**Records for this task:**
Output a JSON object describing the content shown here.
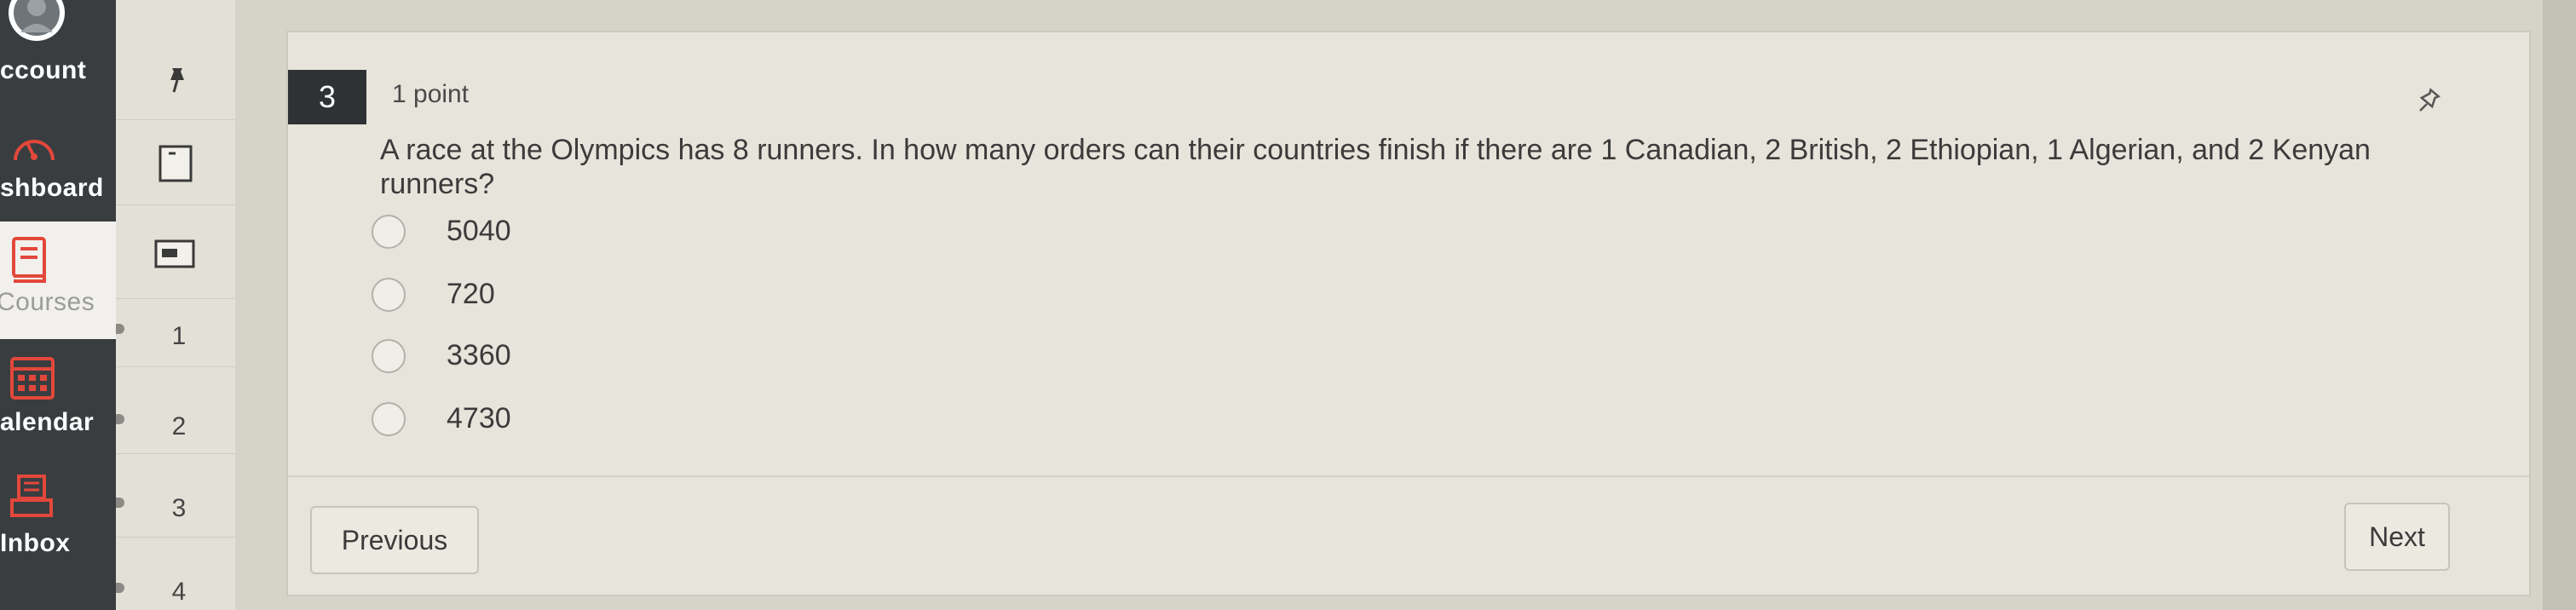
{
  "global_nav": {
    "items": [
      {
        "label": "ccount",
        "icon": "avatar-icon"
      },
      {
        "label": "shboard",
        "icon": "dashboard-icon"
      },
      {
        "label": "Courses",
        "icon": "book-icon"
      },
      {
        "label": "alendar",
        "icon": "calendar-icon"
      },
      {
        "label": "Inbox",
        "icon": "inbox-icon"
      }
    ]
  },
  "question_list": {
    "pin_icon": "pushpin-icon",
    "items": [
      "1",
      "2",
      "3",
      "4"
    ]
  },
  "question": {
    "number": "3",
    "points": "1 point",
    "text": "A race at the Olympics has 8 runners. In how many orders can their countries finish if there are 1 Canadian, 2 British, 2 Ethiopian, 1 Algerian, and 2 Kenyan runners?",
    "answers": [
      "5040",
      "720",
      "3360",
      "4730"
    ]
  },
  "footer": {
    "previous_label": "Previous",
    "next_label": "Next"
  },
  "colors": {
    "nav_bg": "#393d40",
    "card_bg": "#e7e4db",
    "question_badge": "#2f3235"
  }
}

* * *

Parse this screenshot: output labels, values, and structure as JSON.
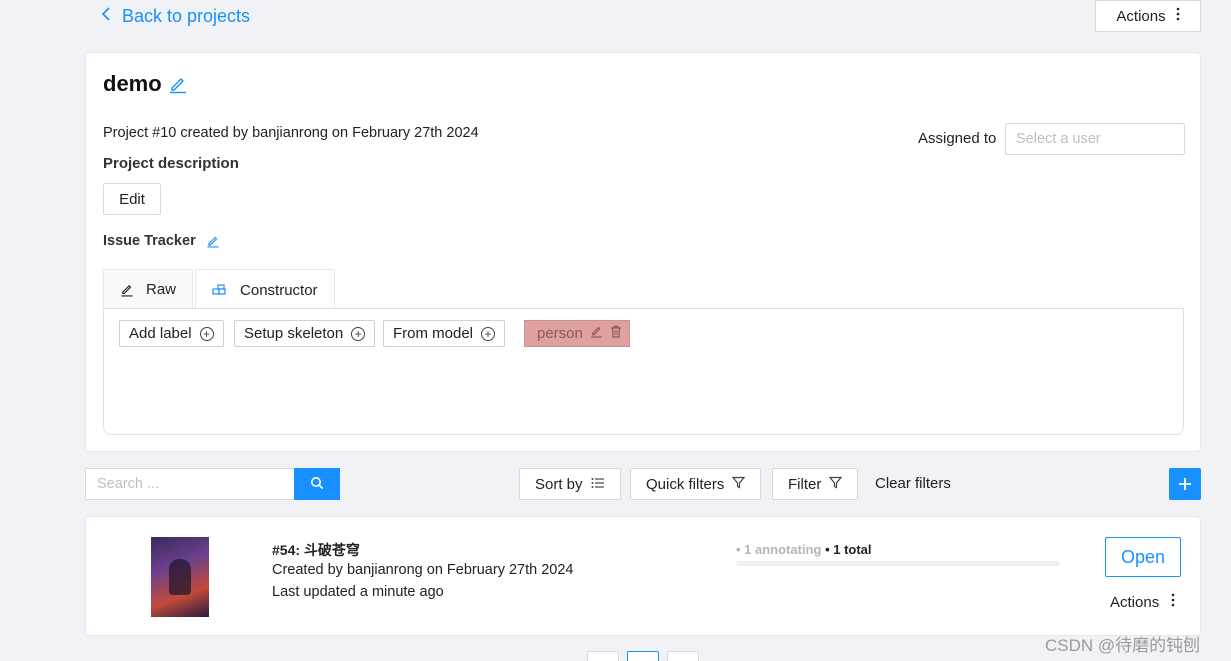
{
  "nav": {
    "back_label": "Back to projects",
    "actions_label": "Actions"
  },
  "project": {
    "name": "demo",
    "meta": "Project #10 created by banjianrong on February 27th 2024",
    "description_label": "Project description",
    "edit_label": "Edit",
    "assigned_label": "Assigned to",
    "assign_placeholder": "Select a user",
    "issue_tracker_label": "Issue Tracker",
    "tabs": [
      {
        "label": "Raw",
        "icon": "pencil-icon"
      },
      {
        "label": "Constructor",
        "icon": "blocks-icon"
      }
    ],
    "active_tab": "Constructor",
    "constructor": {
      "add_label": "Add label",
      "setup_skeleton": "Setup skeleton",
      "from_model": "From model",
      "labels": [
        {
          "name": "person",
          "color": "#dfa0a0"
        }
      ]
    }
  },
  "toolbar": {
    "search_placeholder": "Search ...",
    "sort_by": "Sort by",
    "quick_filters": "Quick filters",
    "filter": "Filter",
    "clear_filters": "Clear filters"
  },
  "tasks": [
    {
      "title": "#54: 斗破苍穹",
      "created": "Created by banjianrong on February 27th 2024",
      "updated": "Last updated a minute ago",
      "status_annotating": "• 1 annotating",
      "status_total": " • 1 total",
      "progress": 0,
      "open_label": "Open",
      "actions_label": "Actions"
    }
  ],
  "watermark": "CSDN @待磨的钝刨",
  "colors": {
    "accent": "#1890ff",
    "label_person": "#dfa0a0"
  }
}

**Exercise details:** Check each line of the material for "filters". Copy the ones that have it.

**Answer space:**
    "quick_filters": "Quick filters",
    "clear_filters": "Clear filters"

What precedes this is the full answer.